▶ [Information supplied]

.....

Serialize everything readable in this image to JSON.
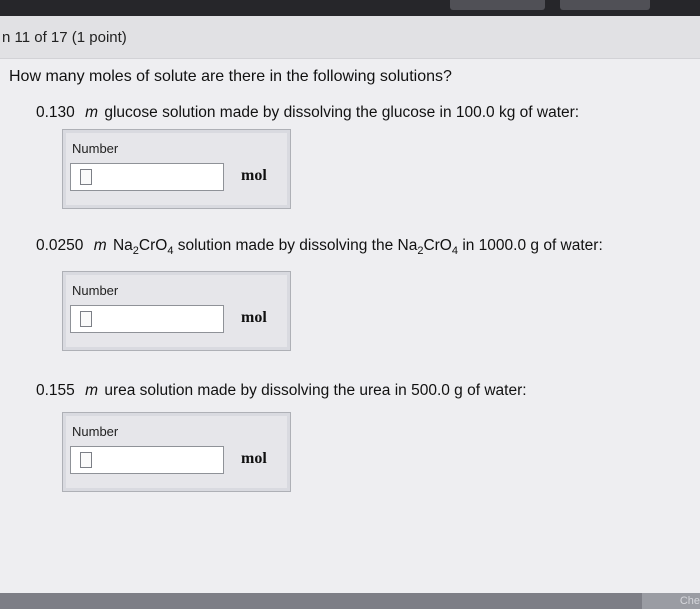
{
  "header": {
    "title": "n 11 of 17 (1 point)"
  },
  "question": {
    "prompt": "How many moles of solute are there in the following solutions?"
  },
  "problems": [
    {
      "concentration": "0.130",
      "unit_symbol": "m",
      "text": "glucose solution made by dissolving the glucose in 100.0 kg of water:",
      "field_label": "Number",
      "value": "",
      "answer_unit": "mol"
    },
    {
      "concentration": "0.0250",
      "unit_symbol": "m",
      "formula_parts": [
        "Na",
        "2",
        "CrO",
        "4"
      ],
      "text_mid": "solution made by dissolving the",
      "text_end": "in 1000.0 g of water:",
      "field_label": "Number",
      "value": "",
      "answer_unit": "mol"
    },
    {
      "concentration": "0.155",
      "unit_symbol": "m",
      "text": "urea solution made by dissolving the urea in 500.0 g of water:",
      "field_label": "Number",
      "value": "",
      "answer_unit": "mol"
    }
  ],
  "footer": {
    "corner_text": "Che"
  }
}
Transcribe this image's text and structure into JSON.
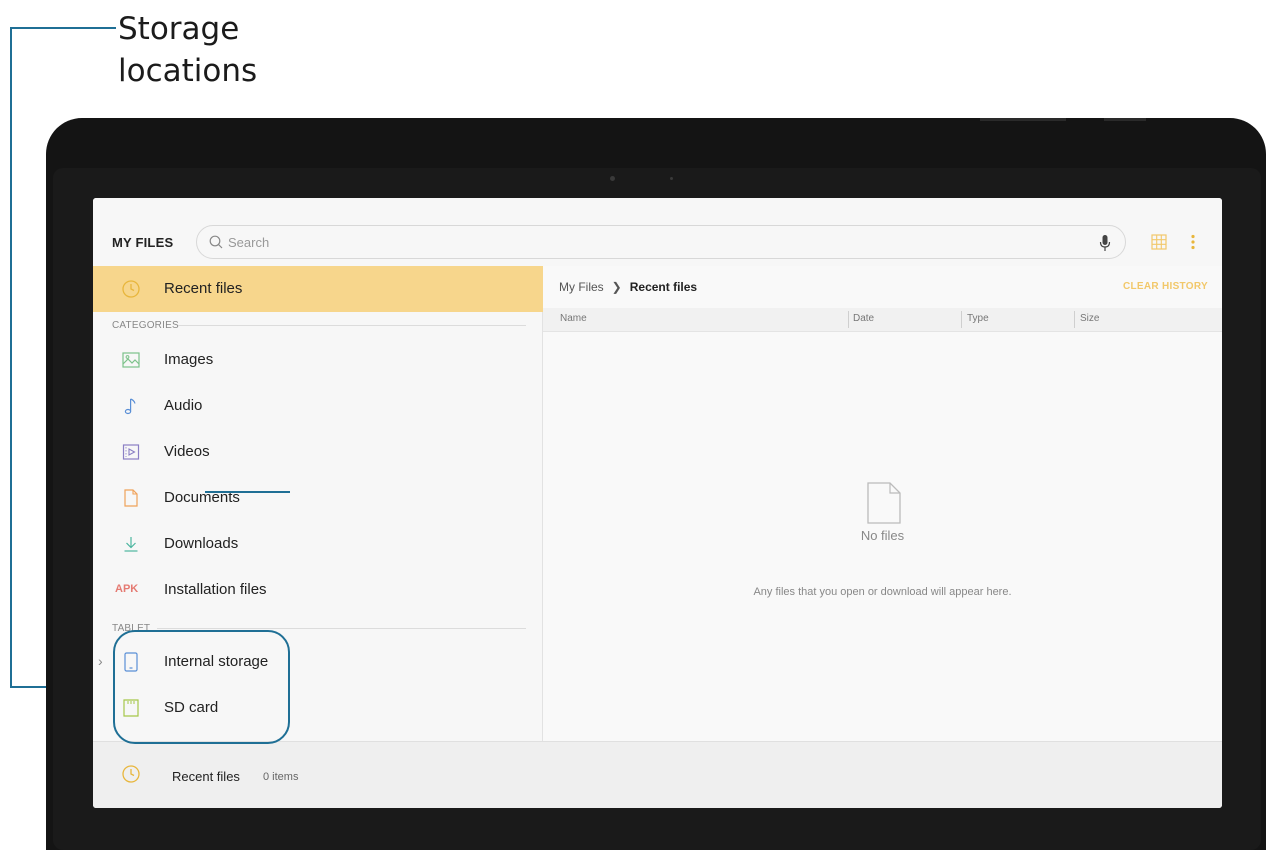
{
  "callout": {
    "line1": "Storage",
    "line2": "locations",
    "color": "#1f6f95"
  },
  "app": {
    "title": "MY FILES",
    "accent": "#f7d68c"
  },
  "search": {
    "placeholder": "Search",
    "icon": "search-icon",
    "voice_icon": "microphone-icon"
  },
  "toolbar": {
    "view_icon": "grid-view-icon",
    "more_icon": "more-options-icon"
  },
  "sidebar": {
    "recent": {
      "label": "Recent files",
      "icon": "clock-icon"
    },
    "categories_header": "CATEGORIES",
    "categories": [
      {
        "label": "Images",
        "icon": "image-icon"
      },
      {
        "label": "Audio",
        "icon": "music-note-icon"
      },
      {
        "label": "Videos",
        "icon": "video-icon"
      },
      {
        "label": "Documents",
        "icon": "document-icon"
      },
      {
        "label": "Downloads",
        "icon": "download-icon"
      },
      {
        "label": "Installation files",
        "icon": "APK"
      }
    ],
    "tablet_header": "TABLET",
    "storage": [
      {
        "label": "Internal storage",
        "icon": "phone-storage-icon"
      },
      {
        "label": "SD card",
        "icon": "sd-card-icon"
      }
    ]
  },
  "main": {
    "breadcrumb_root": "My Files",
    "breadcrumb_current": "Recent files",
    "clear_history": "CLEAR HISTORY",
    "columns": [
      "Name",
      "Date",
      "Type",
      "Size"
    ],
    "empty_title": "No files",
    "empty_message": "Any files that you open or download will appear here."
  },
  "bottom": {
    "label": "Recent files",
    "count": "0 items"
  }
}
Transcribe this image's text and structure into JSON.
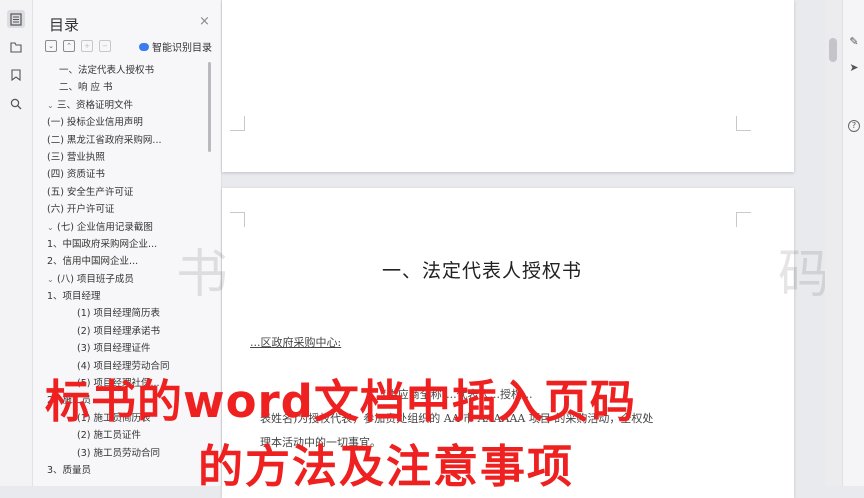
{
  "rail": {
    "icons": [
      "outline-icon",
      "bookmark-list-icon",
      "bookmark-icon",
      "search-icon"
    ]
  },
  "toc": {
    "title": "目录",
    "close": "×",
    "smart_label": "智能识别目录",
    "items": [
      {
        "label": "一、法定代表人授权书",
        "indent": 1,
        "caret": ""
      },
      {
        "label": "二、响 应 书",
        "indent": 1,
        "caret": ""
      },
      {
        "label": "三、资格证明文件",
        "indent": 0,
        "caret": "v"
      },
      {
        "label": "(一) 投标企业信用声明",
        "indent": 2,
        "caret": ""
      },
      {
        "label": "(二) 黑龙江省政府采购网...",
        "indent": 2,
        "caret": ""
      },
      {
        "label": "(三) 营业执照",
        "indent": 2,
        "caret": ""
      },
      {
        "label": "(四) 资质证书",
        "indent": 2,
        "caret": ""
      },
      {
        "label": "(五) 安全生产许可证",
        "indent": 2,
        "caret": ""
      },
      {
        "label": "(六) 开户许可证",
        "indent": 2,
        "caret": ""
      },
      {
        "label": "(七) 企业信用记录截图",
        "indent": 1,
        "caret": "v"
      },
      {
        "label": "1、中国政府采购网企业...",
        "indent": 2,
        "caret": ""
      },
      {
        "label": "2、信用中国网企业...",
        "indent": 2,
        "caret": ""
      },
      {
        "label": "(八) 项目班子成员",
        "indent": 1,
        "caret": "v"
      },
      {
        "label": "1、项目经理",
        "indent": 2,
        "caret": ""
      },
      {
        "label": "(1) 项目经理简历表",
        "indent": 3,
        "caret": ""
      },
      {
        "label": "(2) 项目经理承诺书",
        "indent": 3,
        "caret": ""
      },
      {
        "label": "(3) 项目经理证件",
        "indent": 3,
        "caret": ""
      },
      {
        "label": "(4) 项目经理劳动合同",
        "indent": 3,
        "caret": ""
      },
      {
        "label": "(5) 项目经理社保...",
        "indent": 3,
        "caret": ""
      },
      {
        "label": "2、施工员",
        "indent": 2,
        "caret": ""
      },
      {
        "label": "(1) 施工员简历表",
        "indent": 3,
        "caret": ""
      },
      {
        "label": "(2) 施工员证件",
        "indent": 3,
        "caret": ""
      },
      {
        "label": "(3) 施工员劳动合同",
        "indent": 3,
        "caret": ""
      },
      {
        "label": "3、质量员",
        "indent": 2,
        "caret": ""
      }
    ]
  },
  "document": {
    "heading": "一、法定代表人授权书",
    "line1": "...区政府采购中心:",
    "line2": "...(供应商全称)...代表人...授权...",
    "line3": "表姓名)为授权代表，参加贵处组织的 AA 市 AAAAAA 项目 的采购活动，全权处",
    "line4": "理本活动中的一切事宜。"
  },
  "right_tools": [
    "edit-icon",
    "select-cursor-icon",
    "help-icon"
  ],
  "watermark": {
    "left": "书",
    "right": "码"
  },
  "caption": {
    "line1": "标书的word文档中插入页码",
    "line2": "的方法及注意事项"
  },
  "colors": {
    "caption": "#ee2020",
    "accent": "#3b7df0"
  }
}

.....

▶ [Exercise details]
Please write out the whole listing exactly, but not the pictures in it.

▶ [Result for this exercise]
Serialize everything readable in this image to JSON.
{
  "header": {
    "title": "n 11 of 17 (1 point)"
  },
  "question": {
    "prompt": "How many moles of solute are there in the following solutions?"
  },
  "problems": [
    {
      "concentration": "0.130",
      "unit_symbol": "m",
      "text": "glucose solution made by dissolving the glucose in 100.0 kg of water:",
      "field_label": "Number",
      "value": "",
      "answer_unit": "mol"
    },
    {
      "concentration": "0.0250",
      "unit_symbol": "m",
      "formula_parts": [
        "Na",
        "2",
        "CrO",
        "4"
      ],
      "text_mid": "solution made by dissolving the",
      "text_end": "in 1000.0 g of water:",
      "field_label": "Number",
      "value": "",
      "answer_unit": "mol"
    },
    {
      "concentration": "0.155",
      "unit_symbol": "m",
      "text": "urea solution made by dissolving the urea in 500.0 g of water:",
      "field_label": "Number",
      "value": "",
      "answer_unit": "mol"
    }
  ],
  "footer": {
    "corner_text": "Che"
  }
}
Transcribe this image's text and structure into JSON.
{
  "callout": {
    "line1": "Storage",
    "line2": "locations",
    "color": "#1f6f95"
  },
  "app": {
    "title": "MY FILES",
    "accent": "#f7d68c"
  },
  "search": {
    "placeholder": "Search",
    "icon": "search-icon",
    "voice_icon": "microphone-icon"
  },
  "toolbar": {
    "view_icon": "grid-view-icon",
    "more_icon": "more-options-icon"
  },
  "sidebar": {
    "recent": {
      "label": "Recent files",
      "icon": "clock-icon"
    },
    "categories_header": "CATEGORIES",
    "categories": [
      {
        "label": "Images",
        "icon": "image-icon"
      },
      {
        "label": "Audio",
        "icon": "music-note-icon"
      },
      {
        "label": "Videos",
        "icon": "video-icon"
      },
      {
        "label": "Documents",
        "icon": "document-icon"
      },
      {
        "label": "Downloads",
        "icon": "download-icon"
      },
      {
        "label": "Installation files",
        "icon": "APK"
      }
    ],
    "tablet_header": "TABLET",
    "storage": [
      {
        "label": "Internal storage",
        "icon": "phone-storage-icon"
      },
      {
        "label": "SD card",
        "icon": "sd-card-icon"
      }
    ]
  },
  "main": {
    "breadcrumb_root": "My Files",
    "breadcrumb_current": "Recent files",
    "clear_history": "CLEAR HISTORY",
    "columns": [
      "Name",
      "Date",
      "Type",
      "Size"
    ],
    "empty_title": "No files",
    "empty_message": "Any files that you open or download will appear here."
  },
  "bottom": {
    "label": "Recent files",
    "count": "0 items"
  }
}
Transcribe this image's text and structure into JSON.
{
  "rail": {
    "icons": [
      "outline-icon",
      "bookmark-list-icon",
      "bookmark-icon",
      "search-icon"
    ]
  },
  "toc": {
    "title": "目录",
    "close": "×",
    "smart_label": "智能识别目录",
    "items": [
      {
        "label": "一、法定代表人授权书",
        "indent": 1,
        "caret": ""
      },
      {
        "label": "二、响 应 书",
        "indent": 1,
        "caret": ""
      },
      {
        "label": "三、资格证明文件",
        "indent": 0,
        "caret": "v"
      },
      {
        "label": "(一) 投标企业信用声明",
        "indent": 2,
        "caret": ""
      },
      {
        "label": "(二) 黑龙江省政府采购网...",
        "indent": 2,
        "caret": ""
      },
      {
        "label": "(三) 营业执照",
        "indent": 2,
        "caret": ""
      },
      {
        "label": "(四) 资质证书",
        "indent": 2,
        "caret": ""
      },
      {
        "label": "(五) 安全生产许可证",
        "indent": 2,
        "caret": ""
      },
      {
        "label": "(六) 开户许可证",
        "indent": 2,
        "caret": ""
      },
      {
        "label": "(七) 企业信用记录截图",
        "indent": 1,
        "caret": "v"
      },
      {
        "label": "1、中国政府采购网企业...",
        "indent": 2,
        "caret": ""
      },
      {
        "label": "2、信用中国网企业...",
        "indent": 2,
        "caret": ""
      },
      {
        "label": "(八) 项目班子成员",
        "indent": 1,
        "caret": "v"
      },
      {
        "label": "1、项目经理",
        "indent": 2,
        "caret": ""
      },
      {
        "label": "(1) 项目经理简历表",
        "indent": 3,
        "caret": ""
      },
      {
        "label": "(2) 项目经理承诺书",
        "indent": 3,
        "caret": ""
      },
      {
        "label": "(3) 项目经理证件",
        "indent": 3,
        "caret": ""
      },
      {
        "label": "(4) 项目经理劳动合同",
        "indent": 3,
        "caret": ""
      },
      {
        "label": "(5) 项目经理社保...",
        "indent": 3,
        "caret": ""
      },
      {
        "label": "2、施工员",
        "indent": 2,
        "caret": ""
      },
      {
        "label": "(1) 施工员简历表",
        "indent": 3,
        "caret": ""
      },
      {
        "label": "(2) 施工员证件",
        "indent": 3,
        "caret": ""
      },
      {
        "label": "(3) 施工员劳动合同",
        "indent": 3,
        "caret": ""
      },
      {
        "label": "3、质量员",
        "indent": 2,
        "caret": ""
      }
    ]
  },
  "document": {
    "heading": "一、法定代表人授权书",
    "line1": "...区政府采购中心:",
    "line2": "...(供应商全称)...代表人...授权...",
    "line3": "表姓名)为授权代表，参加贵处组织的 AA 市 AAAAAA 项目 的采购活动，全权处",
    "line4": "理本活动中的一切事宜。"
  },
  "right_tools": [
    "edit-icon",
    "select-cursor-icon",
    "help-icon"
  ],
  "watermark": {
    "left": "书",
    "right": "码"
  },
  "caption": {
    "line1": "标书的word文档中插入页码",
    "line2": "的方法及注意事项"
  },
  "colors": {
    "caption": "#ee2020",
    "accent": "#3b7df0"
  }
}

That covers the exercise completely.